Before planting apply well-rotted compost to the soil. Feed twice a year during spring and autumn with a low dose of slow-release fertilizer. Choose fertilisers that have little or no phosphorous formula as the Proteaceae species don't like phosphorus. Water early in the morning while the soil is cool to avoid warm moist conditions, as this creates favourable conditions for fungi and bacteria. Apply a thick layer of mulch to keep the soil cool and moist for longer. Serruria fasciflora is best suited to a fynbos garden that has well-drained soil or a sloping aspect. Plant it in full sun in groups of three or more to create a colourful display. Good companion plants include Leucadendron salignum , Thamnochortus cinereus and Erica baueri.
References and further reading
- Plants of southern Africa: an online checklist. http:posa.sanbi.org.
- Raimondo, D., Von Staden, L., Victor, J.E., Helme, N.A., Turner, R.C., Kamundi, D.A. & Manyama, P.A. (eds) 2009. Red List of South African plants 2009. Strelitzia 25. South African National Biodiversity Institute, Pretoria. National Botanical Institute, Cape Town.
- Rebelo, T. 1999. West Coast proteas. Field guide to the proteas of the West Coast . Protea Atlas Project, National Botanical Institute, Cape Town.
- Trinder-Smith, T. 2006. Wild flowers of the Table Mountain National Park . South African Flower Guide 12. Botanical Society of South Africa, Cape Town.

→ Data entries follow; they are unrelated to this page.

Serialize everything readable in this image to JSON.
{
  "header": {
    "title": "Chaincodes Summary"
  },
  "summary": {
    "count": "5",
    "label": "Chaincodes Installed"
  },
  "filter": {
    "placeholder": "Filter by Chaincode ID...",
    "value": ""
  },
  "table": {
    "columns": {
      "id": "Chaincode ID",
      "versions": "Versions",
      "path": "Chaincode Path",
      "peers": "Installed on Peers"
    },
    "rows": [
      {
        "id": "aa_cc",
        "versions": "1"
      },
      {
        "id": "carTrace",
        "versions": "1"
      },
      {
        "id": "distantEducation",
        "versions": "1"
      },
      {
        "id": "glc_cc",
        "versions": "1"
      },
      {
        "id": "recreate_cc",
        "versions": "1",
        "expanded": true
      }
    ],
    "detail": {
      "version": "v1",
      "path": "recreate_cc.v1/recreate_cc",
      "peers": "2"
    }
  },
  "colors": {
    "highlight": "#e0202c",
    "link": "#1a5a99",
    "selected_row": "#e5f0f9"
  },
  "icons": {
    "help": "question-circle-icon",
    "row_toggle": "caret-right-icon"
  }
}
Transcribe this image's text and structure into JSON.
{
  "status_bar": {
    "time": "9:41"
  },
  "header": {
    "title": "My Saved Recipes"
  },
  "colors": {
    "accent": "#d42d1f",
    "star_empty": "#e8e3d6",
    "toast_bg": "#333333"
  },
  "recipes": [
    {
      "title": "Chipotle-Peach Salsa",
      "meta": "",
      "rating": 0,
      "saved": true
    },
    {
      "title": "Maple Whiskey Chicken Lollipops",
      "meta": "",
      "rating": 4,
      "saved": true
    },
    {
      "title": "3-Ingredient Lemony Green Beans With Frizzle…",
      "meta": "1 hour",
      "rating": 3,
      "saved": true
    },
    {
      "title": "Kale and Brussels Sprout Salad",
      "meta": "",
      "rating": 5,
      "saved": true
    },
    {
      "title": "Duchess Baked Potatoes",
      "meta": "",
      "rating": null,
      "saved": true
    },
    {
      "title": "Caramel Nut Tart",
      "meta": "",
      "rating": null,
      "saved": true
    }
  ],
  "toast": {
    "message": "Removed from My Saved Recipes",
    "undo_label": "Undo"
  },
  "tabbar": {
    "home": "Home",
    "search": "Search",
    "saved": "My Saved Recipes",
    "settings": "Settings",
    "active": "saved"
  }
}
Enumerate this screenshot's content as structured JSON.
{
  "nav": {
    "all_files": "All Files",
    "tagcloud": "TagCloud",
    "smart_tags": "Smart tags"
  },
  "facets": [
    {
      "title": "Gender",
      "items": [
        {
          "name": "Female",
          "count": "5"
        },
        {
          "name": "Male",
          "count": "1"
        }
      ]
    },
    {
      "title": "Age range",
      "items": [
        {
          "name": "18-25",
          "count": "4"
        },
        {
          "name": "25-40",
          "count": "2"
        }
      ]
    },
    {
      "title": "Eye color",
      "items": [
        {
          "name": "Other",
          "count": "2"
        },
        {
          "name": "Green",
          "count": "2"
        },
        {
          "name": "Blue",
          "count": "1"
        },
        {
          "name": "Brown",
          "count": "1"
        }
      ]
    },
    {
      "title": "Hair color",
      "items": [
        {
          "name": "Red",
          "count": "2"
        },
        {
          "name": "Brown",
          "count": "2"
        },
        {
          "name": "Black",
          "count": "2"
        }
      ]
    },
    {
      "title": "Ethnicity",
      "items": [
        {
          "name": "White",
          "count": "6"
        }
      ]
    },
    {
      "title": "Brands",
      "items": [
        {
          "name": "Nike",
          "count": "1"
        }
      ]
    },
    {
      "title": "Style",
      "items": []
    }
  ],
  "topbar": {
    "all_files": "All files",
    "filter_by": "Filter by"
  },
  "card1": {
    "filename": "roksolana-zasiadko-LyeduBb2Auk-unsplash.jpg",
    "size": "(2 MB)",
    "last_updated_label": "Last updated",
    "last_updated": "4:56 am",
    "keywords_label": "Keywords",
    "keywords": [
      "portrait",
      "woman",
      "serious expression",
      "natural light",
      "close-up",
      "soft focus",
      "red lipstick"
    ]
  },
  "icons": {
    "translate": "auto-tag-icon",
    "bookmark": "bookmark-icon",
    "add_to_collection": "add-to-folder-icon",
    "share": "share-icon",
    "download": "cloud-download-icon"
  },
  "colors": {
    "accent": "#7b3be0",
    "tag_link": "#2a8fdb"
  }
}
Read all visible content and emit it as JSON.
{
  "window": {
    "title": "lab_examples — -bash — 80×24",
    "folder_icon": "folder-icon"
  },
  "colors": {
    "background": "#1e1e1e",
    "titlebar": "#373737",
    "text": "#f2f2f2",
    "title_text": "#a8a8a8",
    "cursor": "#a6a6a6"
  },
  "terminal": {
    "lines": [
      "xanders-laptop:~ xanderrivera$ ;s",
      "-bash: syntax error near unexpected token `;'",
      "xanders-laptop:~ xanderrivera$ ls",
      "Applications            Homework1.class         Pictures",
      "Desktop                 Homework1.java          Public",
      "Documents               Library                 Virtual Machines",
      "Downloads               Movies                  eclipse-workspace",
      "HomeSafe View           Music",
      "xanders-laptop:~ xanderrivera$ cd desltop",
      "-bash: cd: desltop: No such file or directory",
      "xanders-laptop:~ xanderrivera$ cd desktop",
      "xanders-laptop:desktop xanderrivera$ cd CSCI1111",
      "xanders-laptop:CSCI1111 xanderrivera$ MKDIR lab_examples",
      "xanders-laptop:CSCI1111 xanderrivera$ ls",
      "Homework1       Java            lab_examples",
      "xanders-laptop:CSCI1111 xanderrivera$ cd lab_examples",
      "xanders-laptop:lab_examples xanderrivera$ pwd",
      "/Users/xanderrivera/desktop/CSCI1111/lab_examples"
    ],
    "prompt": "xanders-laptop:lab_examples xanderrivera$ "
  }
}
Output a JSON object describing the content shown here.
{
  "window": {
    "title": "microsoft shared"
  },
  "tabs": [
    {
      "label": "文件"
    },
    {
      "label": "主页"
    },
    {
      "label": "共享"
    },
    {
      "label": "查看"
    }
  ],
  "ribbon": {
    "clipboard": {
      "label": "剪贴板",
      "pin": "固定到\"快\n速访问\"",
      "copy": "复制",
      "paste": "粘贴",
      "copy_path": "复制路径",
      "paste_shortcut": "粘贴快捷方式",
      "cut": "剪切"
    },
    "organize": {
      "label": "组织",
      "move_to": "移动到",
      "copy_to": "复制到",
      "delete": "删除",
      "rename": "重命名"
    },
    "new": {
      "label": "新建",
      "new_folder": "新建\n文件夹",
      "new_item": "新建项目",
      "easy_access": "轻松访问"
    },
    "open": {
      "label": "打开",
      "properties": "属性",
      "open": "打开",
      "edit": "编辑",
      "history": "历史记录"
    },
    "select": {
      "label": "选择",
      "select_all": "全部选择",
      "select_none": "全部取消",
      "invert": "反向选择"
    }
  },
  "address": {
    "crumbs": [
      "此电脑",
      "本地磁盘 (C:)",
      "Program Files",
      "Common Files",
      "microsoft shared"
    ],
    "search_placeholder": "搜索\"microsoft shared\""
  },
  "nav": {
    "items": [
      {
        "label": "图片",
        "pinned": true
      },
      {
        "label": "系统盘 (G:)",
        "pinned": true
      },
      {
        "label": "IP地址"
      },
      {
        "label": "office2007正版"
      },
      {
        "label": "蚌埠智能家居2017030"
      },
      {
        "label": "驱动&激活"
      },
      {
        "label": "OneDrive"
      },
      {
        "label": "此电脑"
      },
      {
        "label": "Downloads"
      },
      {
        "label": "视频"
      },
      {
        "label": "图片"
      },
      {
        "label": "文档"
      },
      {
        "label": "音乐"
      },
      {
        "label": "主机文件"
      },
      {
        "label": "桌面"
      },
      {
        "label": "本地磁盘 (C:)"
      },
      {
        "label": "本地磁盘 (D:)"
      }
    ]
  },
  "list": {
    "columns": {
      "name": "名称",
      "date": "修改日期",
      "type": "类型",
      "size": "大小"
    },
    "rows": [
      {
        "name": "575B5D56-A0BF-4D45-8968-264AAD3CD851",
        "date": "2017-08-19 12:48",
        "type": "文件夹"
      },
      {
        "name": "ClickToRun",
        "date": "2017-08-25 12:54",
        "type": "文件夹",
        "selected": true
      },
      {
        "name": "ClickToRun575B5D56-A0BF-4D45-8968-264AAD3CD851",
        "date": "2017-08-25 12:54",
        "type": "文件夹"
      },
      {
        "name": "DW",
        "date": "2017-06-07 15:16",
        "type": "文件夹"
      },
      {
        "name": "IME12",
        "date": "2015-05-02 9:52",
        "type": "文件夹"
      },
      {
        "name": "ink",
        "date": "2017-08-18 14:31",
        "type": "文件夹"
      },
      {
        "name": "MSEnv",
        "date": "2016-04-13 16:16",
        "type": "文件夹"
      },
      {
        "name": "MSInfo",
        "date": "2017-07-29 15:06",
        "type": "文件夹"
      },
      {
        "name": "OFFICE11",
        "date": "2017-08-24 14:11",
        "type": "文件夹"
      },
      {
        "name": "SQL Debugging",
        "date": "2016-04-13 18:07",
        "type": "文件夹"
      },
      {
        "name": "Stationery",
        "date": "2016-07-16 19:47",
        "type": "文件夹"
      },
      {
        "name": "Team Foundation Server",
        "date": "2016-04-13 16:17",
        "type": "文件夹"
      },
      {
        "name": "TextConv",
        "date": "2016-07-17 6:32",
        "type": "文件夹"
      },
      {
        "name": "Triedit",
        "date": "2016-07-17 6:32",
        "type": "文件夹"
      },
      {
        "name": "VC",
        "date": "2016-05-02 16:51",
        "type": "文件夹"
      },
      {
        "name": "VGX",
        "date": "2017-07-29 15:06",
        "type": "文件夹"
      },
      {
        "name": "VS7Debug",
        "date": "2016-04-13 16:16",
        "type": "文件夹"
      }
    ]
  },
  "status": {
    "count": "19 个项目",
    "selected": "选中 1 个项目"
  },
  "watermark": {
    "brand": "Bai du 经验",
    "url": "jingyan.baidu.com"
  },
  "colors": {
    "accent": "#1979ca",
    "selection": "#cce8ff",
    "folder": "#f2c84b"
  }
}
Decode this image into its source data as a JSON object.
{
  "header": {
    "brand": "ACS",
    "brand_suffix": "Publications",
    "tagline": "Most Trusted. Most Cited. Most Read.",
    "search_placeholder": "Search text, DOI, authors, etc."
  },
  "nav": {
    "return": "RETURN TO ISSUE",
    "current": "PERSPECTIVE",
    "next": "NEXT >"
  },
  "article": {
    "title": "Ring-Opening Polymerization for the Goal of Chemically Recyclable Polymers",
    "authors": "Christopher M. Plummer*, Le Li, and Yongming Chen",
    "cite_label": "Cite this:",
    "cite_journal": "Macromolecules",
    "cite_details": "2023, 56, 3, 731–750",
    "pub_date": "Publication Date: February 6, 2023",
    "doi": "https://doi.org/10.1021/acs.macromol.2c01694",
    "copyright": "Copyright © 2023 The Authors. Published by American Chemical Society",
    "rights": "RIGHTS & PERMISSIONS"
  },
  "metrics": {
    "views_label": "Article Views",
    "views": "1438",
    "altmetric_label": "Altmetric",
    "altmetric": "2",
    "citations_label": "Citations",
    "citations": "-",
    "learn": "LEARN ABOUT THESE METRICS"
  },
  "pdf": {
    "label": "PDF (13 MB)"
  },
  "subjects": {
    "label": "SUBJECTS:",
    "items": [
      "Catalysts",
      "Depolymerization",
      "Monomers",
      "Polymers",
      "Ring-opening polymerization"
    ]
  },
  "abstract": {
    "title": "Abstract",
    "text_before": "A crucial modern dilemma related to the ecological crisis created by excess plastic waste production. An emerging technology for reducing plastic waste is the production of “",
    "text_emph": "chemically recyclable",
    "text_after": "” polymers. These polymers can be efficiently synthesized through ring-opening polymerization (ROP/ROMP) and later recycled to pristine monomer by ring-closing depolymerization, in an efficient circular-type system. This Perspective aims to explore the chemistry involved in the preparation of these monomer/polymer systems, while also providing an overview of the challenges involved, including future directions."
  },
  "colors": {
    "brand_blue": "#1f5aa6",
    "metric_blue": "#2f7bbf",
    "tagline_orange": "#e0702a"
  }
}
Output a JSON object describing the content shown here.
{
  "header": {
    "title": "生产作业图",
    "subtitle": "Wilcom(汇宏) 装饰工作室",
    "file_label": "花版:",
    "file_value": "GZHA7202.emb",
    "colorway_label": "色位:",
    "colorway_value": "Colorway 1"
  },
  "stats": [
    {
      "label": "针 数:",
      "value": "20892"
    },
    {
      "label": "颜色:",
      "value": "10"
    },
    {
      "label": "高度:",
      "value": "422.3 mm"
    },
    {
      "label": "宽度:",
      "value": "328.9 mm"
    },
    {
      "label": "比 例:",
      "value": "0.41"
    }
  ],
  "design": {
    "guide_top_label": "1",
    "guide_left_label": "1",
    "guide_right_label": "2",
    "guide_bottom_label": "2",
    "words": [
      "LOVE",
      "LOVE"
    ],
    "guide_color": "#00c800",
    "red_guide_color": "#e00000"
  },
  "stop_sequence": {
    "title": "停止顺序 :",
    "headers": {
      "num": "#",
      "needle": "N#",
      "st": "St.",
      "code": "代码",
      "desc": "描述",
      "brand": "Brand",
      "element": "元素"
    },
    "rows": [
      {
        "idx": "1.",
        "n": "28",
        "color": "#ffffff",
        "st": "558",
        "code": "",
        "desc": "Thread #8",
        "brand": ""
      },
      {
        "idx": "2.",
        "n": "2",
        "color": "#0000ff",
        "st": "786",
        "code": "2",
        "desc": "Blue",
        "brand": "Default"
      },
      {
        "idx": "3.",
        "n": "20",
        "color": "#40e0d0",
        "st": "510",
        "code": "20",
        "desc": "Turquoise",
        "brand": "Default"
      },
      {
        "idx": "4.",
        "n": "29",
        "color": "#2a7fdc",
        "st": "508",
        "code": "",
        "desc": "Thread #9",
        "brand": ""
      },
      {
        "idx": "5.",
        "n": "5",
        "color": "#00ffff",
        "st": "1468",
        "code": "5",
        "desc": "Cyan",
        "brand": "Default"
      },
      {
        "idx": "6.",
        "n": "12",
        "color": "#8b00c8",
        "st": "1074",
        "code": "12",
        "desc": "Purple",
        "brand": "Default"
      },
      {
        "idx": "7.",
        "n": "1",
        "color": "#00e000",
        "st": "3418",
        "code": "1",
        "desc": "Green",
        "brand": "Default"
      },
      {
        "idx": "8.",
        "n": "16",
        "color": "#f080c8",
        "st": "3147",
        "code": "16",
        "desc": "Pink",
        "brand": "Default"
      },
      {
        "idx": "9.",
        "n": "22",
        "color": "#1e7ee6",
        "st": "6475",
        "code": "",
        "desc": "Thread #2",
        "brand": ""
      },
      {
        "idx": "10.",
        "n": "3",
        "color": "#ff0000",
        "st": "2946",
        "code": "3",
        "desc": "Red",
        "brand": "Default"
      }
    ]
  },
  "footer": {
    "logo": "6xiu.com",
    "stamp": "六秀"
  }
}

Louise Nurrish & Phumza Bavuma
Kirstenbosch National Botanical Garden